Congrats! You’ve just filed your 2010 taxes; now what?
How about making next year’s taxes easier? Here are ten easy steps to make sure that come Tax Day 2012, you’re ready for the taxman.
- Adjust your withholdings. If you get a raise this year, make sure you’ve worked things out with your employer to adjust your W-4, and get extra help from this IRS resource on how to adjust tax withholdings.
- Keep good records, especially if you’re self-employed. We like what LinseyKnerl from FinancialHighway.com said in our tax tips blog: “Don’t wait until the end of the year to get organized.” Organizing your receipts and bills at the end of each month is a smart step towards being far more prepared by next Tax day.
- Start thinking ahead. Are you getting married this year? Buying a home? As you go through these life changes, consider how they will affect your tax filing. Make sure you take the steps to be prepared, like changing your name with the Social Security Administration or changing your address with the IRS.
- Build an emergency fund. Just in case you’re hit with an unexpected tax bill next year, be ready to pay it off in full, without worrying about paying interest on installments or penalties on late payments.
- Donate to charity. Megan Tice from the Money Aisle blog suggested, “Start your spring cleaning early and deduct charitable donations.” Keep track of your donations just in case the charity neglects to send you a report of what you’ve donated at the end of the year.
- Make a separate file for your 2010 tax return. Remember, you’ll want to be able to find it for reference next year, so create a specific file for tax returns and put the previous year’s return there. If you’ve lost any documentation, the IRS has copies you can request.
- Start saving for retirement. A way to lower your taxable income is to contribute to a retirement plan. If you open either a 401(k) or a Traditional IRA, your contributions will be tax-deductible and tax-deferred, meaning you won’t be charged income taxes until you take your contributions out at retirement. Read more about which plan might be right for you.
- Go back to school. Take a cooking class at a community college. Sign up to learn Italian. Even when you’ve graduated from college, you may be eligible for higher education tax credits. Check Publication 970 to see it you’ll qualify.
- Keep records of your investments, including when you purchased them, interest and dividends earned on them, and when you sold them.
- Educate yourself! If you have specific tax questions, the IRS has some great resources on its website.
Whew! You’re a few steps closer to being ready on Tax Day 2012. Now, sit back, relax, and read about some smart ways to spend your tax refund.

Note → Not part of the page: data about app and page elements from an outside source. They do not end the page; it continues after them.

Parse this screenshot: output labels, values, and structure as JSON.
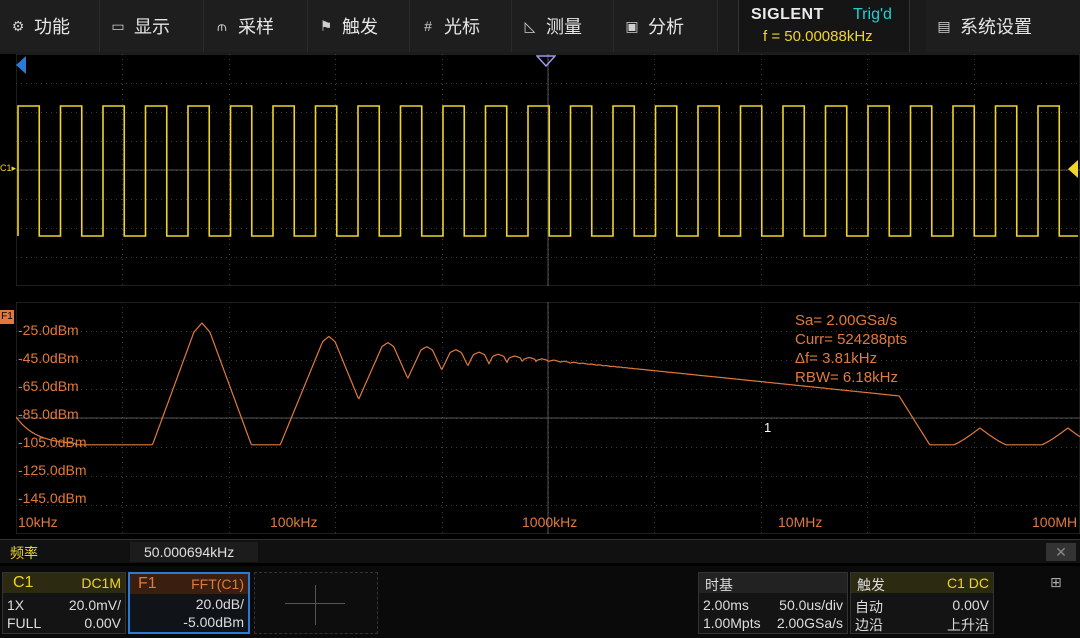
{
  "menu": {
    "items": [
      {
        "label": "功能",
        "icon": "gear-icon"
      },
      {
        "label": "显示",
        "icon": "monitor-icon"
      },
      {
        "label": "采样",
        "icon": "sample-icon"
      },
      {
        "label": "触发",
        "icon": "flag-icon"
      },
      {
        "label": "光标",
        "icon": "cursor-icon"
      },
      {
        "label": "测量",
        "icon": "ruler-icon"
      },
      {
        "label": "分析",
        "icon": "analysis-icon"
      }
    ],
    "brand": "SIGLENT",
    "trigger_state": "Trig'd",
    "frequency": "f = 50.00088kHz",
    "system_settings": "系统设置"
  },
  "channel": {
    "marker": "C1"
  },
  "fft": {
    "marker": "F1",
    "y_labels": [
      "-25.0dBm",
      "-45.0dBm",
      "-65.0dBm",
      "-85.0dBm",
      "-105.0dBm",
      "-125.0dBm",
      "-145.0dBm"
    ],
    "x_labels": [
      "10kHz",
      "100kHz",
      "1000kHz",
      "10MHz",
      "100MH"
    ],
    "info": [
      "Sa=  2.00GSa/s",
      "Curr= 524288pts",
      "Δf=  3.81kHz",
      "RBW=  6.18kHz"
    ],
    "marker_label": "1"
  },
  "measure": {
    "label": "频率",
    "value": "50.000694kHz",
    "close": "✕"
  },
  "c1_panel": {
    "tag": "C1",
    "coupling": "DC1M",
    "probe": "1X",
    "scale": "20.0mV/",
    "bandwidth": "FULL",
    "offset": "0.00V"
  },
  "f1_panel": {
    "tag": "F1",
    "source": "FFT(C1)",
    "scale": "20.0dB/",
    "offset": "-5.00dBm"
  },
  "timebase": {
    "title": "时基",
    "delay": "2.00ms",
    "scale": "50.0us/div",
    "depth": "1.00Mpts",
    "rate": "2.00GSa/s"
  },
  "trigger": {
    "title": "触发",
    "source": "C1 DC",
    "mode": "自动",
    "level": "0.00V",
    "type": "边沿",
    "slope": "上升沿"
  },
  "colors": {
    "ch1": "#f0d428",
    "fft": "#e07a3c",
    "trig": "#1fd2d6"
  },
  "chart_data": {
    "type": "line",
    "x_scale": "log",
    "xlabels": [
      "10kHz",
      "100kHz",
      "1000kHz",
      "10MHz",
      "100MH"
    ],
    "ylabels": [
      "-25.0dBm",
      "-45.0dBm",
      "-65.0dBm",
      "-85.0dBm",
      "-105.0dBm",
      "-125.0dBm",
      "-145.0dBm"
    ],
    "fundamental_khz": 50,
    "peaks": [
      {
        "freq_khz": 50,
        "level_dbm": -20
      },
      {
        "freq_khz": 150,
        "level_dbm": -30
      },
      {
        "freq_khz": 250,
        "level_dbm": -36
      },
      {
        "freq_khz": 350,
        "level_dbm": -40
      },
      {
        "freq_khz": 450,
        "level_dbm": -44
      }
    ]
  }
}
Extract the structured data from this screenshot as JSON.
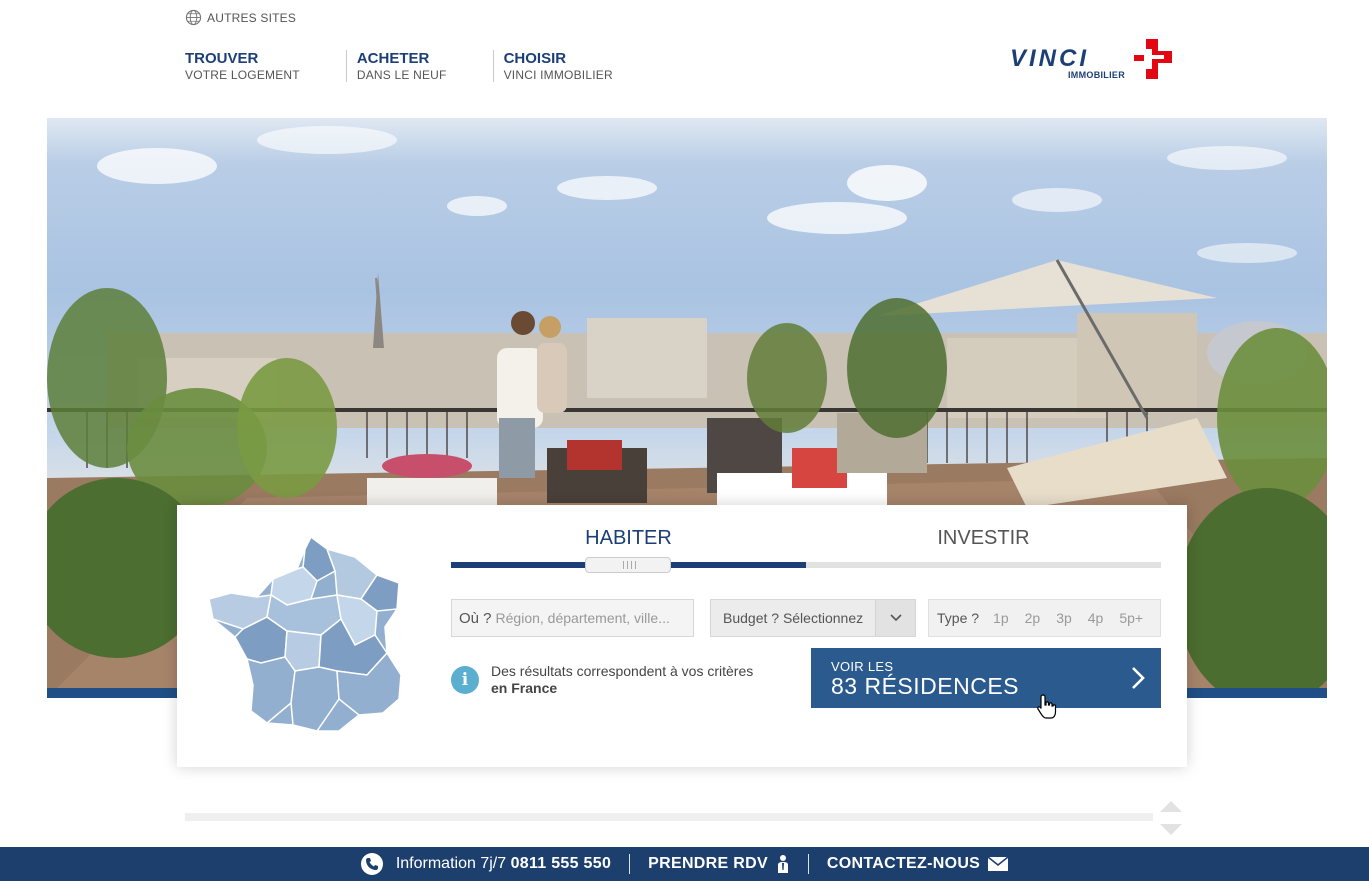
{
  "header": {
    "autres_sites": "AUTRES SITES",
    "nav": [
      {
        "main": "TROUVER",
        "sub": "VOTRE LOGEMENT"
      },
      {
        "main": "ACHETER",
        "sub": "DANS LE NEUF"
      },
      {
        "main": "CHOISIR",
        "sub": "VINCI IMMOBILIER"
      }
    ],
    "logo": {
      "word": "VINCI",
      "sub": "IMMOBILIER",
      "accent": "#e30613",
      "brand": "#1c3f77"
    }
  },
  "search": {
    "tabs": {
      "habiter": "HABITER",
      "investir": "INVESTIR"
    },
    "where_label": "Où ?",
    "where_placeholder": "Région, département, ville...",
    "budget_label": "Budget ? Sélectionnez",
    "type_label": "Type ?",
    "type_options": [
      "1p",
      "2p",
      "3p",
      "4p",
      "5p+"
    ],
    "info_line1": "Des résultats correspondent à vos critères",
    "info_line2": "en France",
    "cta_line1": "VOIR LES",
    "cta_line2": "83 RÉSIDENCES"
  },
  "footer": {
    "info_label": "Information 7j/7",
    "phone": "0811 555 550",
    "rdv": "PRENDRE RDV",
    "contact": "CONTACTEZ-NOUS"
  },
  "icons": {
    "globe": "globe-icon",
    "phone": "phone-icon",
    "rdv": "person-icon",
    "mail": "mail-icon",
    "info": "info-icon",
    "chevron": "chevron-right-icon"
  }
}
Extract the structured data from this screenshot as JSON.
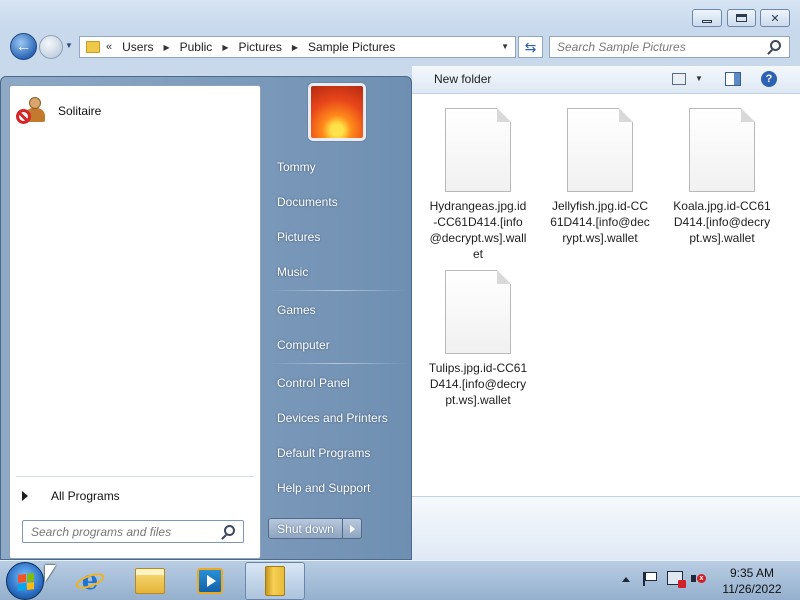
{
  "explorer": {
    "address": {
      "overflow": "«",
      "crumbs": [
        "Users",
        "Public",
        "Pictures",
        "Sample Pictures"
      ]
    },
    "search_placeholder": "Search Sample Pictures",
    "toolbar": {
      "new_folder": "New folder"
    },
    "files": [
      {
        "name": "Hydrangeas.jpg.id-CC61D414.[info@decrypt.ws].wallet"
      },
      {
        "name": "Jellyfish.jpg.id-CC61D414.[info@decrypt.ws].wallet"
      },
      {
        "name": "Koala.jpg.id-CC61D414.[info@decrypt.ws].wallet"
      },
      {
        "name": "Tulips.jpg.id-CC61D414.[info@decrypt.ws].wallet"
      }
    ]
  },
  "start_menu": {
    "pinned": [
      {
        "label": "Solitaire",
        "icon": "solitaire-icon"
      }
    ],
    "all_programs": "All Programs",
    "search_placeholder": "Search programs and files",
    "right_items": [
      "Tommy",
      "Documents",
      "Pictures",
      "Music",
      "Games",
      "Computer",
      "Control Panel",
      "Devices and Printers",
      "Default Programs",
      "Help and Support"
    ],
    "shutdown_label": "Shut down"
  },
  "taskbar": {
    "pinned": [
      "internet-explorer-icon",
      "windows-explorer-icon",
      "media-player-icon",
      "folder-icon"
    ],
    "clock": {
      "time": "9:35 AM",
      "date": "11/26/2022"
    }
  }
}
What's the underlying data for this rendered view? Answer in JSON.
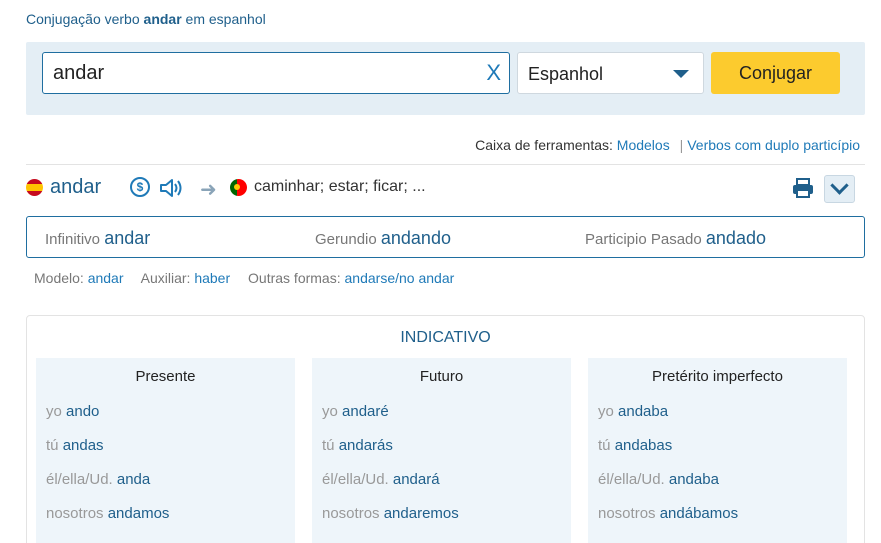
{
  "header": {
    "title_prefix": "Conjugação verbo",
    "title_verb": "andar",
    "title_suffix": "em espanhol"
  },
  "search": {
    "value": "andar",
    "clear_label": "X",
    "language": "Espanhol",
    "submit_label": "Conjugar"
  },
  "toolbox": {
    "label": "Caixa de ferramentas:",
    "link_models": "Modelos",
    "separator": "|",
    "link_double": "Verbos com duplo particípio"
  },
  "verb": {
    "name": "andar",
    "translations": "caminhar; estar; ficar; ...",
    "icons": [
      "spain-flag-icon",
      "dollar-icon",
      "speaker-icon",
      "arrow-right-icon",
      "portugal-flag-icon",
      "print-icon",
      "chevron-down-icon"
    ]
  },
  "forms": {
    "infinitive_label": "Infinitivo",
    "infinitive_value": "andar",
    "gerund_label": "Gerundio",
    "gerund_value": "andando",
    "participle_label": "Participio Pasado",
    "participle_value": "andado"
  },
  "meta": {
    "model_label": "Modelo:",
    "model_value": "andar",
    "aux_label": "Auxiliar:",
    "aux_value": "haber",
    "other_label": "Outras formas:",
    "other_value": "andarse/no andar"
  },
  "indicativo": {
    "title": "INDICATIVO",
    "tenses": [
      {
        "name": "Presente",
        "rows": [
          {
            "pronoun": "yo",
            "form": "ando"
          },
          {
            "pronoun": "tú",
            "form": "andas"
          },
          {
            "pronoun": "él/ella/Ud.",
            "form": "anda"
          },
          {
            "pronoun": "nosotros",
            "form": "andamos"
          }
        ]
      },
      {
        "name": "Futuro",
        "rows": [
          {
            "pronoun": "yo",
            "form": "andaré"
          },
          {
            "pronoun": "tú",
            "form": "andarás"
          },
          {
            "pronoun": "él/ella/Ud.",
            "form": "andará"
          },
          {
            "pronoun": "nosotros",
            "form": "andaremos"
          }
        ]
      },
      {
        "name": "Pretérito imperfecto",
        "rows": [
          {
            "pronoun": "yo",
            "form": "andaba"
          },
          {
            "pronoun": "tú",
            "form": "andabas"
          },
          {
            "pronoun": "él/ella/Ud.",
            "form": "andaba"
          },
          {
            "pronoun": "nosotros",
            "form": "andábamos"
          }
        ]
      }
    ]
  },
  "colors": {
    "primary": "#1f5f8b",
    "link": "#1f7ab8",
    "button": "#fccb2e",
    "panel": "#e4eef5"
  }
}
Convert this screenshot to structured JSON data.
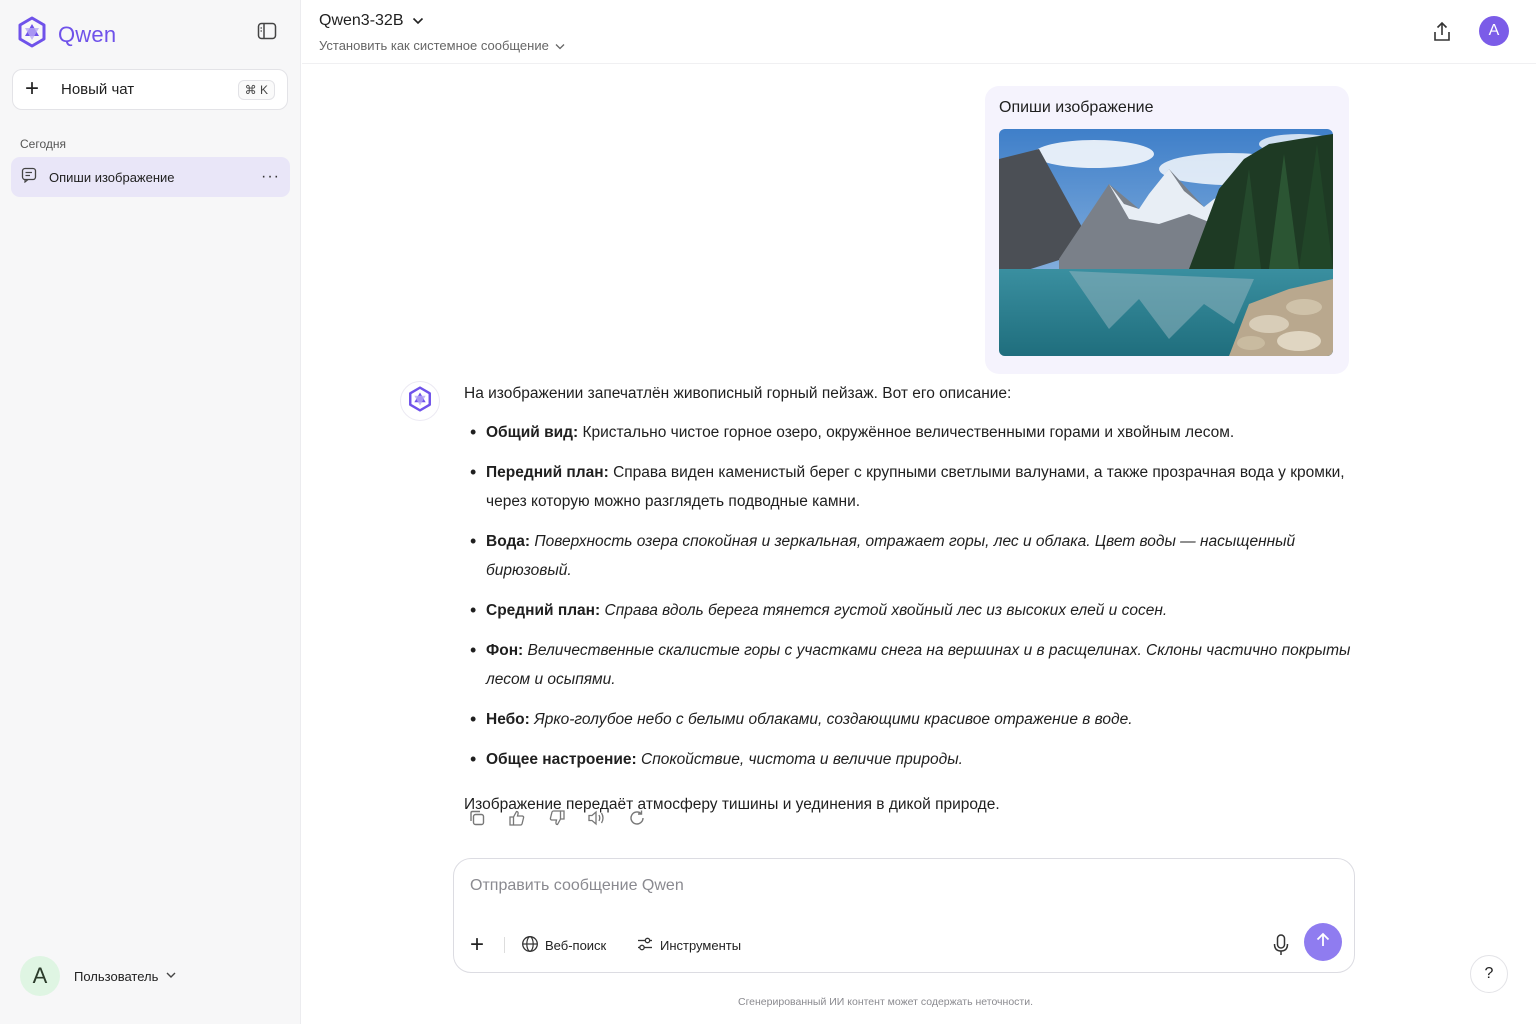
{
  "sidebar": {
    "brand": "Qwen",
    "new_chat_label": "Новый чат",
    "shortcut": "⌘ K",
    "section_label": "Сегодня",
    "chats": [
      {
        "title": "Опиши изображение"
      }
    ],
    "more_glyph": "···",
    "user": {
      "initial": "A",
      "name": "Пользователь"
    }
  },
  "header": {
    "model_name": "Qwen3-32B",
    "system_message_label": "Установить как системное сообщение",
    "avatar_initial": "A"
  },
  "conversation": {
    "user_message": "Опиши изображение",
    "assistant": {
      "intro": "На изображении запечатлён живописный горный пейзаж. Вот его описание:",
      "items": [
        {
          "label": "Общий вид:",
          "text": " Кристально чистое горное озеро, окружённое величественными горами и хвойным лесом.",
          "italic": false
        },
        {
          "label": "Передний план:",
          "text": " Справа виден каменистый берег с крупными светлыми валунами, а также прозрачная вода у кромки, через которую можно разглядеть подводные камни.",
          "italic": false
        },
        {
          "label": "Вода:",
          "text": " Поверхность озера спокойная и зеркальная, отражает горы, лес и облака. Цвет воды — насыщенный бирюзовый.",
          "italic": true
        },
        {
          "label": "Средний план:",
          "text": " Справа вдоль берега тянется густой хвойный лес из высоких елей и сосен.",
          "italic": true
        },
        {
          "label": "Фон:",
          "text": " Величественные скалистые горы с участками снега на вершинах и в расщелинах. Склоны частично покрыты лесом и осыпями.",
          "italic": true
        },
        {
          "label": "Небо:",
          "text": " Ярко-голубое небо с белыми облаками, создающими красивое отражение в воде.",
          "italic": true
        },
        {
          "label": "Общее настроение:",
          "text": " Спокойствие, чистота и величие природы.",
          "italic": true
        }
      ],
      "outro": "Изображение передаёт атмосферу тишины и уединения в дикой природе."
    }
  },
  "composer": {
    "placeholder": "Отправить сообщение Qwen",
    "web_search_label": "Веб-поиск",
    "tools_label": "Инструменты"
  },
  "help_label": "?",
  "disclaimer": "Сгенерированный ИИ контент может содержать неточности.",
  "colors": {
    "accent": "#6f52ea",
    "send": "#8f7cf0",
    "selected_chat": "#e9e6f8"
  }
}
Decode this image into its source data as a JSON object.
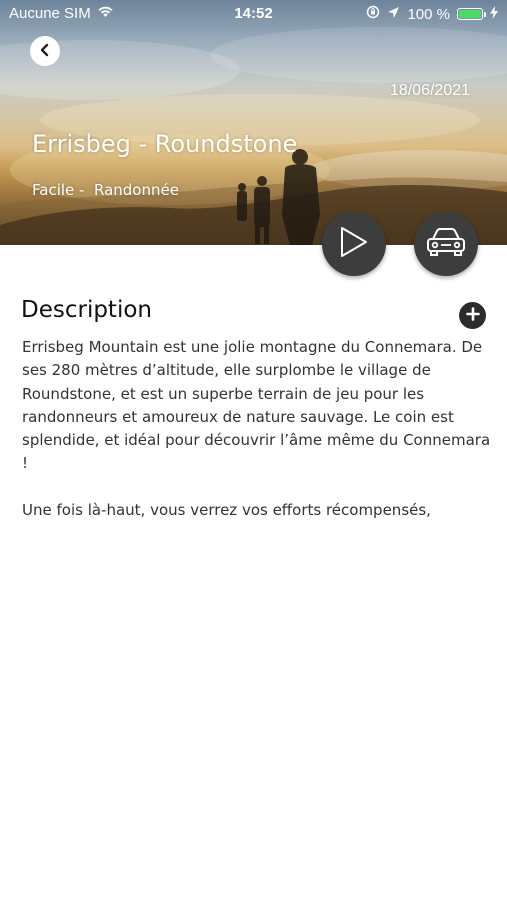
{
  "status_bar": {
    "carrier": "Aucune SIM",
    "time": "14:52",
    "battery_percent": "100 %",
    "battery_level": 1.0,
    "battery_color": "#4cd964",
    "icons": [
      "wifi-icon",
      "orientation-lock-icon",
      "location-arrow-icon",
      "battery-icon",
      "charging-bolt-icon"
    ]
  },
  "header": {
    "back_icon": "chevron-left-icon",
    "date": "18/06/2021",
    "title": "Errisbeg - Roundstone",
    "meta": "Facile -  Randonnée"
  },
  "actions": {
    "play_icon": "play-icon",
    "car_icon": "car-icon",
    "fab_color": "#3d3d3d"
  },
  "description": {
    "heading": "Description",
    "expand_icon": "plus-icon",
    "paragraphs": [
      "Errisbeg Mountain est une jolie montagne du Connemara. De ses 280 mètres d’altitude, elle surplombe le village de Roundstone, et est un superbe terrain de jeu pour les randonneurs et amoureux de nature sauvage. Le coin est splendide, et idéal pour découvrir l’âme même du Connemara !",
      "Une fois là-haut, vous verrez vos efforts récompensés,"
    ]
  }
}
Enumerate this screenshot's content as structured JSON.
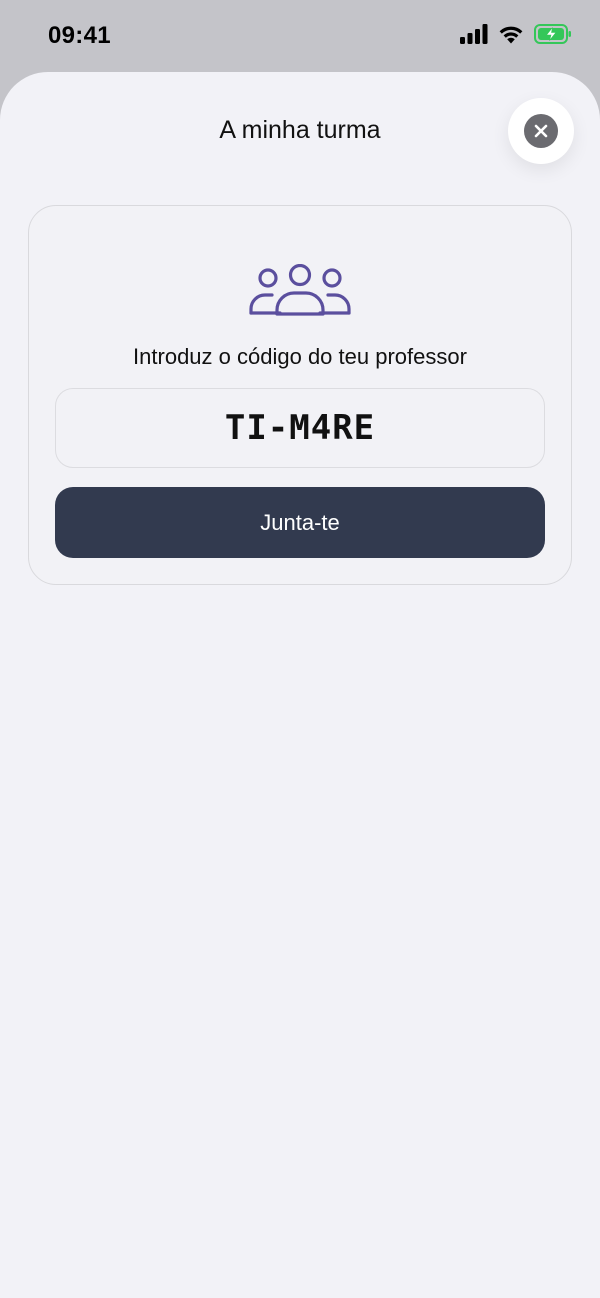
{
  "status_bar": {
    "time": "09:41"
  },
  "sheet": {
    "title": "A minha turma",
    "close_icon": "xmark-circle-icon"
  },
  "card": {
    "icon": "group-people-icon",
    "prompt": "Introduz o código do teu professor",
    "code_value": "TI-M4RE",
    "join_label": "Junta-te"
  },
  "colors": {
    "accent_icon": "#5b4f9e",
    "button_bg": "#323a4f",
    "sheet_bg": "#f2f2f7",
    "battery_green": "#34c759"
  }
}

Disclaimer: The answers given here should not be construed as tax or legal advice. They should be taken as tips only to be acted upon at further investigation and research on the reader’s part.